Task item:
Each line of the records below needs repeating exactly. Skip the pictures.

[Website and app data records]
>>>

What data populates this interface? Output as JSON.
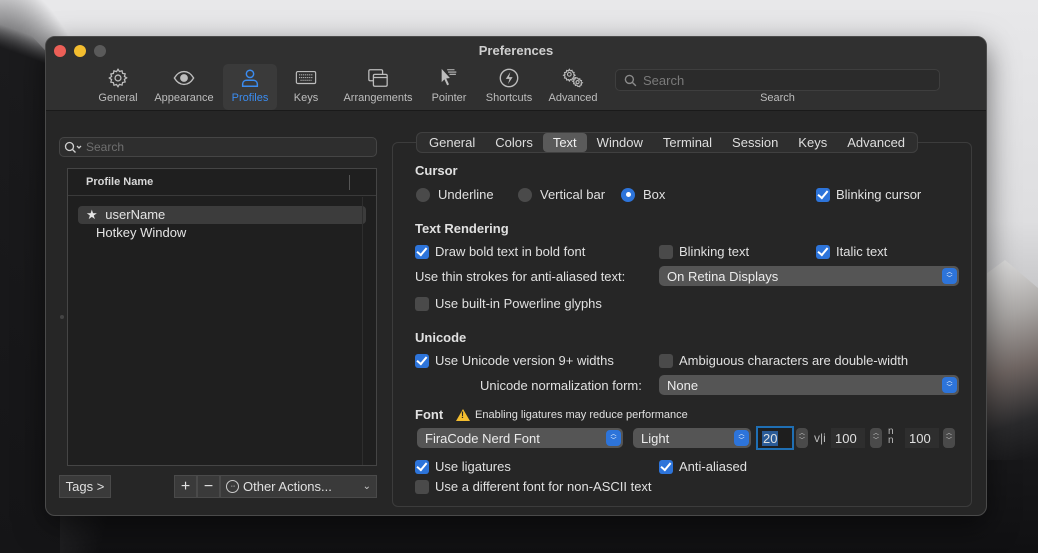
{
  "window": {
    "title": "Preferences"
  },
  "toolbar": {
    "items": [
      {
        "label": "General",
        "icon": "gear-icon",
        "active": false
      },
      {
        "label": "Appearance",
        "icon": "eye-icon",
        "active": false
      },
      {
        "label": "Profiles",
        "icon": "person-icon",
        "active": true
      },
      {
        "label": "Keys",
        "icon": "keyboard-icon",
        "active": false
      },
      {
        "label": "Arrangements",
        "icon": "windows-icon",
        "active": false
      },
      {
        "label": "Pointer",
        "icon": "pointer-icon",
        "active": false
      },
      {
        "label": "Shortcuts",
        "icon": "lightning-icon",
        "active": false
      },
      {
        "label": "Advanced",
        "icon": "gears-icon",
        "active": false
      }
    ],
    "search_placeholder": "Search",
    "search_label": "Search"
  },
  "profiles": {
    "search_placeholder": "Search",
    "column_header": "Profile Name",
    "rows": [
      {
        "name": "userName",
        "default": true,
        "selected": true
      },
      {
        "name": "Hotkey Window",
        "default": false,
        "selected": false
      }
    ],
    "tags_label": "Tags >",
    "add_label": "+",
    "remove_label": "−",
    "other_actions_label": "Other Actions...",
    "star_glyph": "★"
  },
  "tabs": [
    {
      "label": "General",
      "active": false
    },
    {
      "label": "Colors",
      "active": false
    },
    {
      "label": "Text",
      "active": true
    },
    {
      "label": "Window",
      "active": false
    },
    {
      "label": "Terminal",
      "active": false
    },
    {
      "label": "Session",
      "active": false
    },
    {
      "label": "Keys",
      "active": false
    },
    {
      "label": "Advanced",
      "active": false
    }
  ],
  "cursor": {
    "title": "Cursor",
    "options": [
      {
        "label": "Underline",
        "selected": false
      },
      {
        "label": "Vertical bar",
        "selected": false
      },
      {
        "label": "Box",
        "selected": true
      }
    ],
    "blinking_label": "Blinking cursor",
    "blinking": true
  },
  "text_rendering": {
    "title": "Text Rendering",
    "bold_label": "Draw bold text in bold font",
    "bold": true,
    "blinking_text_label": "Blinking text",
    "blinking_text": false,
    "italic_label": "Italic text",
    "italic": true,
    "thin_strokes_label": "Use thin strokes for anti-aliased text:",
    "thin_strokes_value": "On Retina Displays",
    "powerline_label": "Use built-in Powerline glyphs",
    "powerline": false
  },
  "unicode": {
    "title": "Unicode",
    "v9_label": "Use Unicode version 9+ widths",
    "v9": true,
    "ambiguous_label": "Ambiguous characters are double-width",
    "ambiguous": false,
    "normalization_label": "Unicode normalization form:",
    "normalization_value": "None"
  },
  "font": {
    "title": "Font",
    "warning": "Enabling ligatures may reduce performance",
    "family": "FiraCode Nerd Font",
    "weight": "Light",
    "size": "20",
    "horizontal_spacing_icon": "v|i",
    "horizontal_spacing": "100",
    "vertical_spacing_icon": "n/n",
    "vertical_spacing": "100",
    "ligatures_label": "Use ligatures",
    "ligatures": true,
    "antialiased_label": "Anti-aliased",
    "antialiased": true,
    "non_ascii_label": "Use a different font for non-ASCII text",
    "non_ascii": false
  },
  "colors": {
    "accent": "#2d74da",
    "active_tab_text": "#3b8cf0",
    "close": "#ec5f57",
    "minimize": "#f3bd2f",
    "warning": "#f3bd2f"
  }
}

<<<

Your solution:
What data populates this interface? Output as JSON.
{
  "window": {
    "title": "Preferences"
  },
  "toolbar": {
    "items": [
      {
        "label": "General",
        "icon": "gear-icon",
        "active": false
      },
      {
        "label": "Appearance",
        "icon": "eye-icon",
        "active": false
      },
      {
        "label": "Profiles",
        "icon": "person-icon",
        "active": true
      },
      {
        "label": "Keys",
        "icon": "keyboard-icon",
        "active": false
      },
      {
        "label": "Arrangements",
        "icon": "windows-icon",
        "active": false
      },
      {
        "label": "Pointer",
        "icon": "pointer-icon",
        "active": false
      },
      {
        "label": "Shortcuts",
        "icon": "lightning-icon",
        "active": false
      },
      {
        "label": "Advanced",
        "icon": "gears-icon",
        "active": false
      }
    ],
    "search_placeholder": "Search",
    "search_label": "Search"
  },
  "profiles": {
    "search_placeholder": "Search",
    "column_header": "Profile Name",
    "rows": [
      {
        "name": "userName",
        "default": true,
        "selected": true
      },
      {
        "name": "Hotkey Window",
        "default": false,
        "selected": false
      }
    ],
    "tags_label": "Tags >",
    "add_label": "+",
    "remove_label": "−",
    "other_actions_label": "Other Actions...",
    "star_glyph": "★"
  },
  "tabs": [
    {
      "label": "General",
      "active": false
    },
    {
      "label": "Colors",
      "active": false
    },
    {
      "label": "Text",
      "active": true
    },
    {
      "label": "Window",
      "active": false
    },
    {
      "label": "Terminal",
      "active": false
    },
    {
      "label": "Session",
      "active": false
    },
    {
      "label": "Keys",
      "active": false
    },
    {
      "label": "Advanced",
      "active": false
    }
  ],
  "cursor": {
    "title": "Cursor",
    "options": [
      {
        "label": "Underline",
        "selected": false
      },
      {
        "label": "Vertical bar",
        "selected": false
      },
      {
        "label": "Box",
        "selected": true
      }
    ],
    "blinking_label": "Blinking cursor",
    "blinking": true
  },
  "text_rendering": {
    "title": "Text Rendering",
    "bold_label": "Draw bold text in bold font",
    "bold": true,
    "blinking_text_label": "Blinking text",
    "blinking_text": false,
    "italic_label": "Italic text",
    "italic": true,
    "thin_strokes_label": "Use thin strokes for anti-aliased text:",
    "thin_strokes_value": "On Retina Displays",
    "powerline_label": "Use built-in Powerline glyphs",
    "powerline": false
  },
  "unicode": {
    "title": "Unicode",
    "v9_label": "Use Unicode version 9+ widths",
    "v9": true,
    "ambiguous_label": "Ambiguous characters are double-width",
    "ambiguous": false,
    "normalization_label": "Unicode normalization form:",
    "normalization_value": "None"
  },
  "font": {
    "title": "Font",
    "warning": "Enabling ligatures may reduce performance",
    "family": "FiraCode Nerd Font",
    "weight": "Light",
    "size": "20",
    "horizontal_spacing_icon": "v|i",
    "horizontal_spacing": "100",
    "vertical_spacing_icon": "n/n",
    "vertical_spacing": "100",
    "ligatures_label": "Use ligatures",
    "ligatures": true,
    "antialiased_label": "Anti-aliased",
    "antialiased": true,
    "non_ascii_label": "Use a different font for non-ASCII text",
    "non_ascii": false
  },
  "colors": {
    "accent": "#2d74da",
    "active_tab_text": "#3b8cf0",
    "close": "#ec5f57",
    "minimize": "#f3bd2f",
    "warning": "#f3bd2f"
  }
}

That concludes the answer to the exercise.